b2Def.fixture.shape = b2Def.circle;

b2Def.body.position.v2 = new V2(100/30,100/30);

circle = myWorld.CreateBody(b2Def.body);

circle.CreateFixture(b2Def.fixture);

The procedure is similar to creating a box. We first, of course, set the type to be dynamic, otherwise the object would stay immovable. Instead of now use a polygon we use a circle shape and the only thing we need to do with it, is to define its radius size.

The additional thing here is that we change one of its material properties. So, we change its fixture. The restitution property has to do with how bouncy an object will be and takes values greater or equal to 0 up to 1, where 0 is not to be bouncy at all and 1 is to have a perfectly elastic collision, i.e. its velocity will be reflected. Here we set up an average restitution in order to see some effect upon colliding with the ground.
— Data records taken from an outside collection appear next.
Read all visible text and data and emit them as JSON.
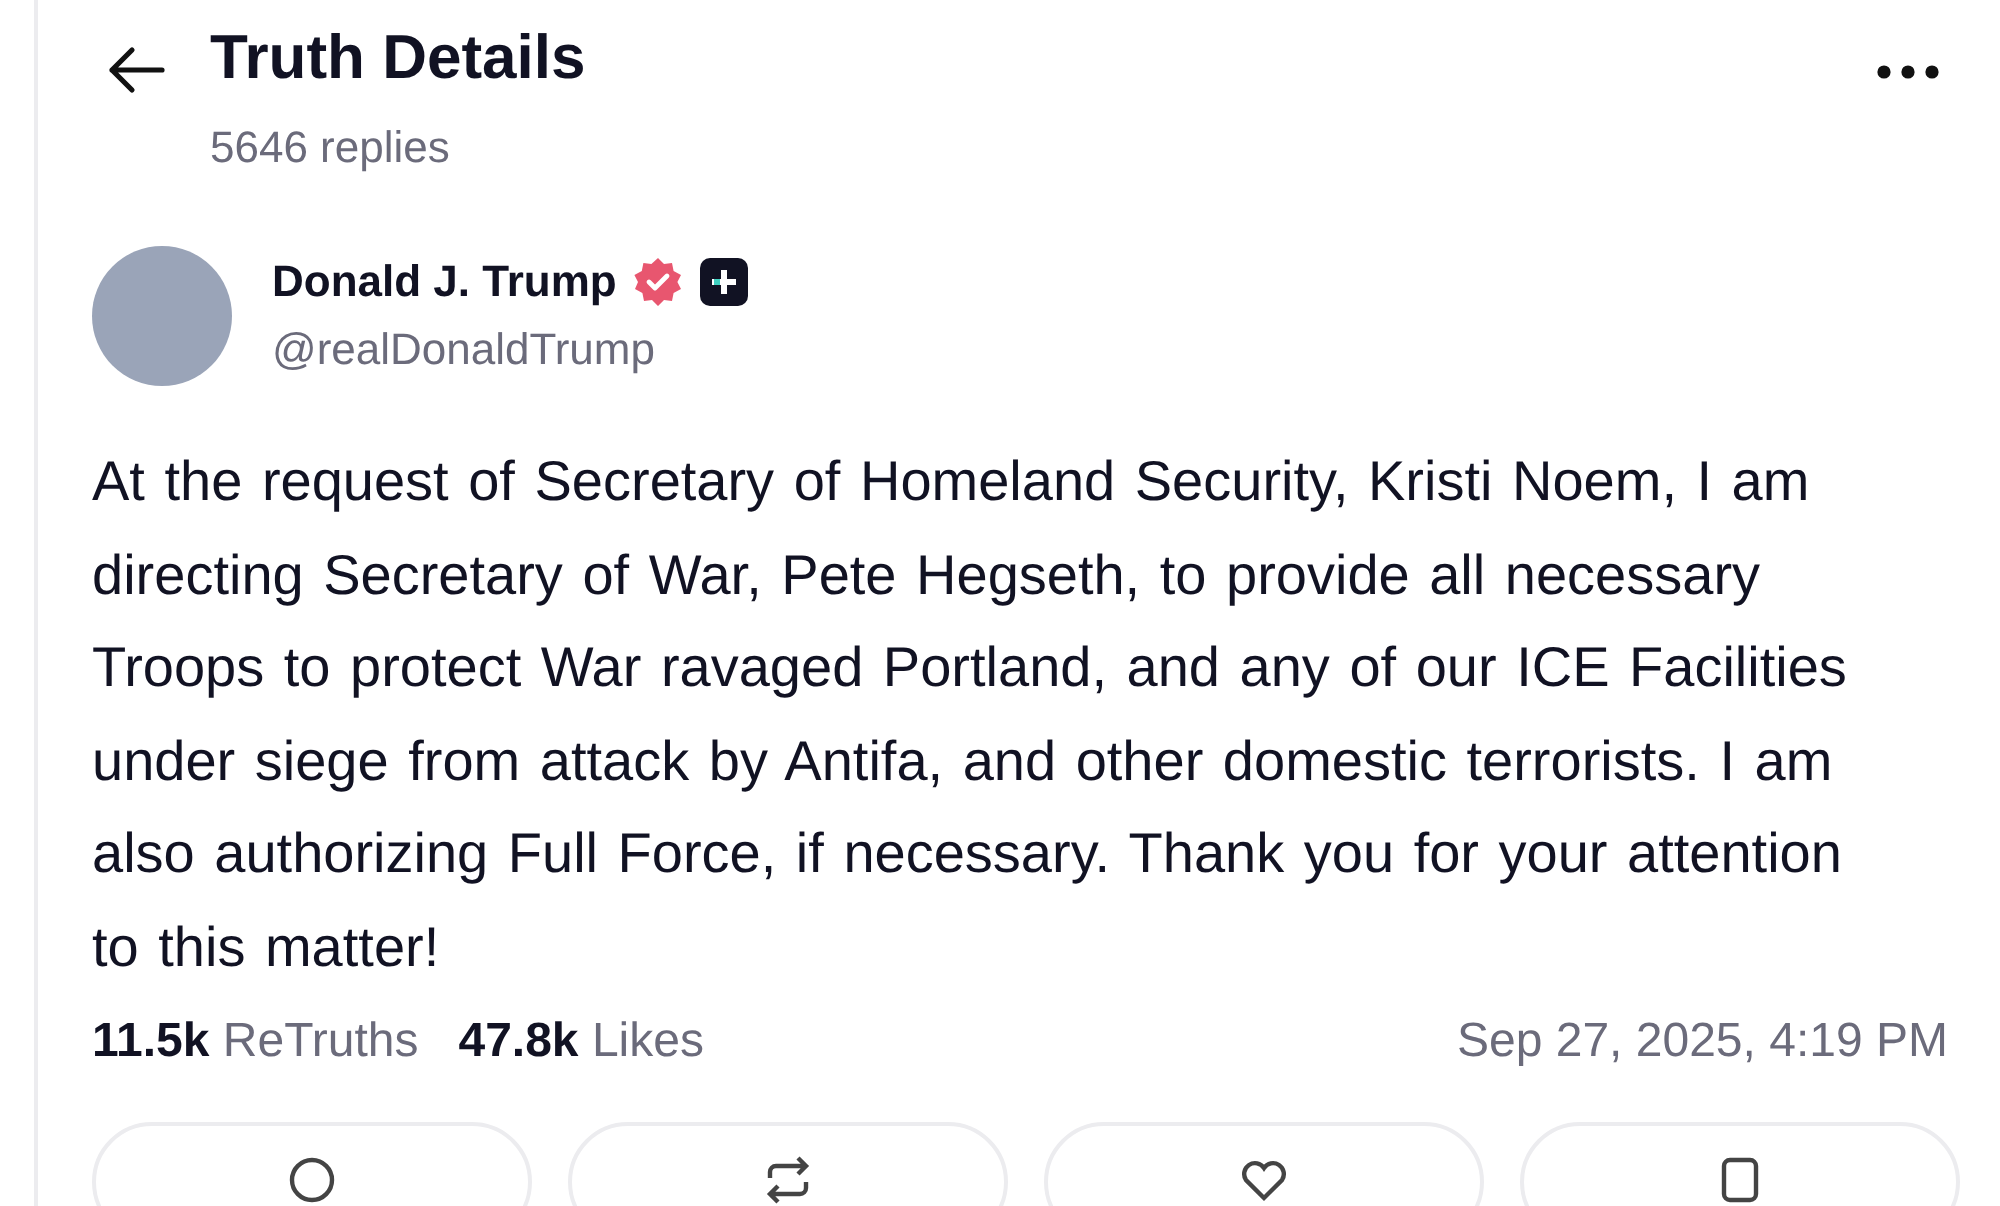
{
  "header": {
    "title": "Truth Details",
    "replies": "5646 replies"
  },
  "author": {
    "name": "Donald J. Trump",
    "handle": "@realDonaldTrump"
  },
  "post": {
    "text": "At the request of Secretary of Homeland Security, Kristi Noem, I am directing Secretary of War, Pete Hegseth, to provide all necessary Troops to protect War ravaged Portland, and any of our ICE Facilities under siege from attack by Antifa, and other domestic terrorists. I am also authorizing Full Force, if necessary. Thank you for your attention to this matter!"
  },
  "stats": [
    "**11.5k** ReTruths",
    "**47.8k** Likes"
  ],
  "timestamp": "Sep 27, 2025, 4:19 PM"
}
The next thing we see is the following declaration:

private var debug:b2DebugDraw = new b2DebugDraw();

Box2D variables are reflecting some physics properties. They are nothing more than numbers that are keeping calculated all the time according to some rules that respect some physics laws. In order to visualize these physics results we have to attach to these numbers some graphics, whose values will be calculated from box2D.
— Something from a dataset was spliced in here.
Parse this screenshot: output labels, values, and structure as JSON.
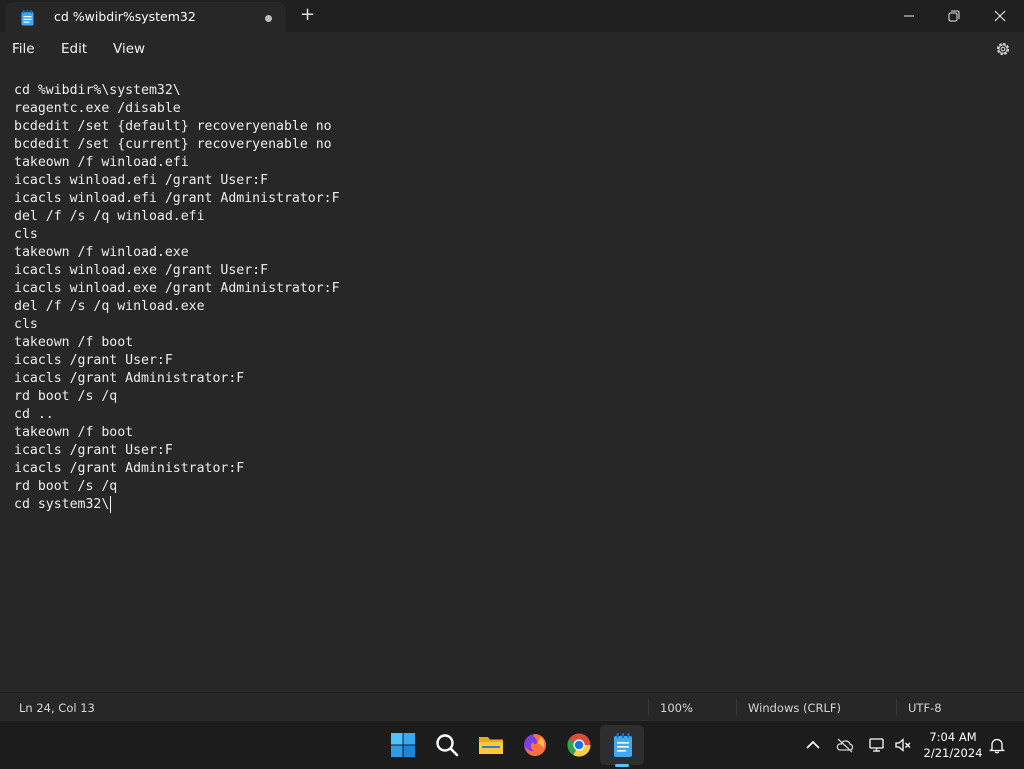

We usually create some graphics for our games and we attach on them some box2D properties in order to have a nice physics respected simulation. The box2D alchemy port has already implemented a whole class of vector graphics that can be used to visualize the physics numbers of box2D and easily debug the simulations we are creating. This is why we use a variable of b2DebugDraw type; to see some shapes in Flash, whose size and position is calculated by box2D.
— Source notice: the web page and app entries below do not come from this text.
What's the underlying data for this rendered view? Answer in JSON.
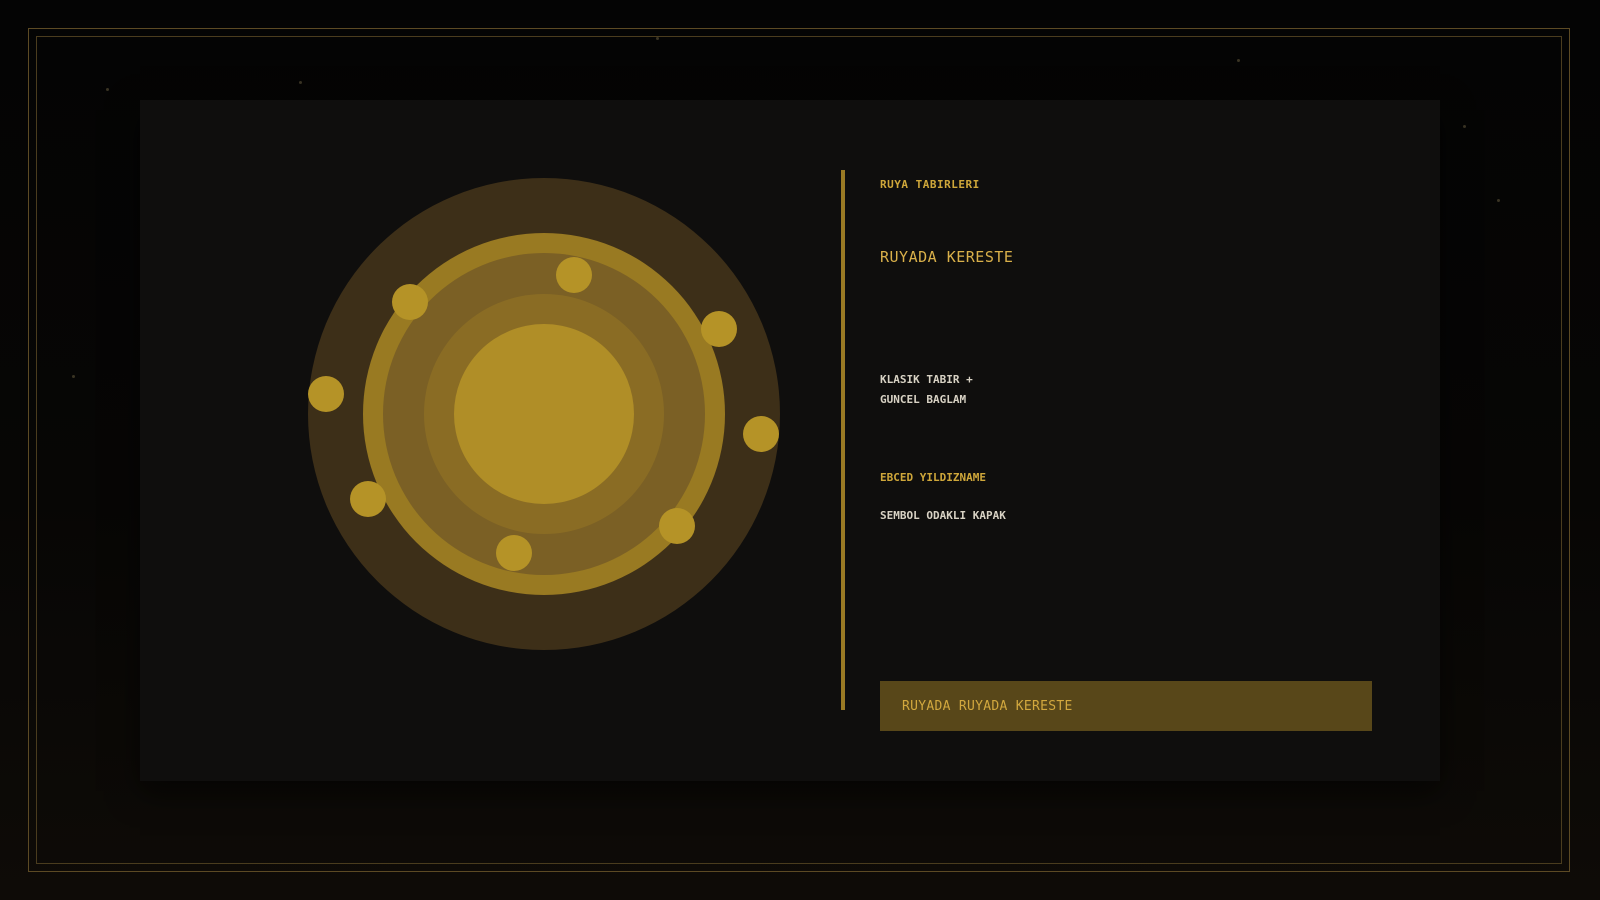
{
  "header": {
    "kicker": "RUYA TABIRLERI",
    "title": "RUYADA KERESTE"
  },
  "description": {
    "line1": "KLASIK TABIR +",
    "line2": "GUNCEL BAGLAM"
  },
  "section": {
    "kicker": "EBCED YILDIZNAME",
    "tagline": "SEMBOL ODAKLI KAPAK"
  },
  "cta": {
    "label": "RUYADA RUYADA KERESTE"
  },
  "colors": {
    "accent": "#d9b04a",
    "accent_dark": "#584719",
    "panel": "#0f0e0d",
    "frame": "#5c4a24"
  },
  "emblem": {
    "icon": "sun-emblem-icon",
    "orbit_count": 8
  }
}
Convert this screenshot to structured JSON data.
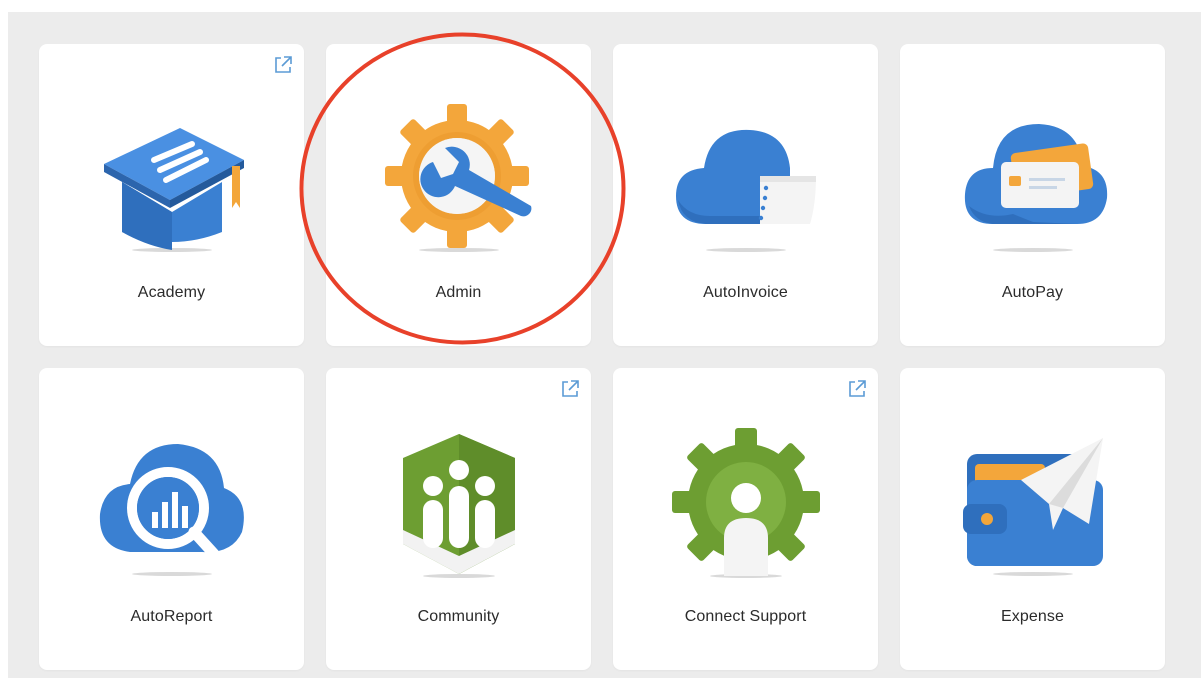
{
  "apps": [
    {
      "label": "Academy",
      "icon": "graduation-cap-icon",
      "external": true
    },
    {
      "label": "Admin",
      "icon": "gear-wrench-icon",
      "external": false,
      "highlighted": true
    },
    {
      "label": "AutoInvoice",
      "icon": "cloud-invoice-icon",
      "external": false
    },
    {
      "label": "AutoPay",
      "icon": "cloud-card-icon",
      "external": false
    },
    {
      "label": "AutoReport",
      "icon": "cloud-chart-magnifier-icon",
      "external": false
    },
    {
      "label": "Community",
      "icon": "people-hexagon-icon",
      "external": true
    },
    {
      "label": "Connect Support",
      "icon": "gear-person-icon",
      "external": true
    },
    {
      "label": "Expense",
      "icon": "wallet-paper-plane-icon",
      "external": false
    }
  ],
  "colors": {
    "background": "#ececec",
    "tile": "#ffffff",
    "blue": "#3a80d2",
    "orange": "#f3a63b",
    "green": "#6d9e32",
    "highlight_ring": "#e8412a",
    "external_icon": "#5b9bd5"
  }
}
The final step is to set in movement all the things we created so far. This is done by setting box2D to calculate all physics properties all the time and update them. This can be done in flash either using a timer or using the event triggered on every frame, like in our example:

myWorld.Step(1/60, 10,10);

myWorld.ClearForces();

debug.graphics.clear();

debug.world = myWorld;

debug.scale = 30;

debug.Draw();

There are basic two steps that we need to make, set up properly the world step and call its appropriate method to clear the forces for this frame and reactivate them in the next one. For defining the step of the world, we need to pass 3 arguments. The physics equations are simulated at discrete points of time. In game loops we have a flip movement of the movement in the screen. For the definitions we did so far for our objects, an appropriate step is one of at least 60Hz or 1/60 seconds. The time step is easier to be static, as a variable time step is really harder to debug. The next two values are the solvers of the constraint, regarding the velocity and the position constraints respectively. In order to solve all collisions and set the objects that are colliding properly, it is needed to iterate though them some times until their collisions are solved. The more times we iterate though them the more accurate is the result but also it can be slower. This is upon the result we would like to have and whether we can sacrifice quality for speed.

The final 4 lines have to do with setting up our graphics. We have to clear them in every frame in order to be drawn to their new positions calculated by box2D. The b2DebugDraw object has to know also its world it belongs to. We must also not forget out scaling factor, in order to convert the box2D meters to pixels that flash is using for measuring its graphics.


Fill in only if you are not real





The following XHTML tags are allowed: <b>, <br/>, <em>, <i>, <strong>, <u>. CSS styles and Javascript are not permitted.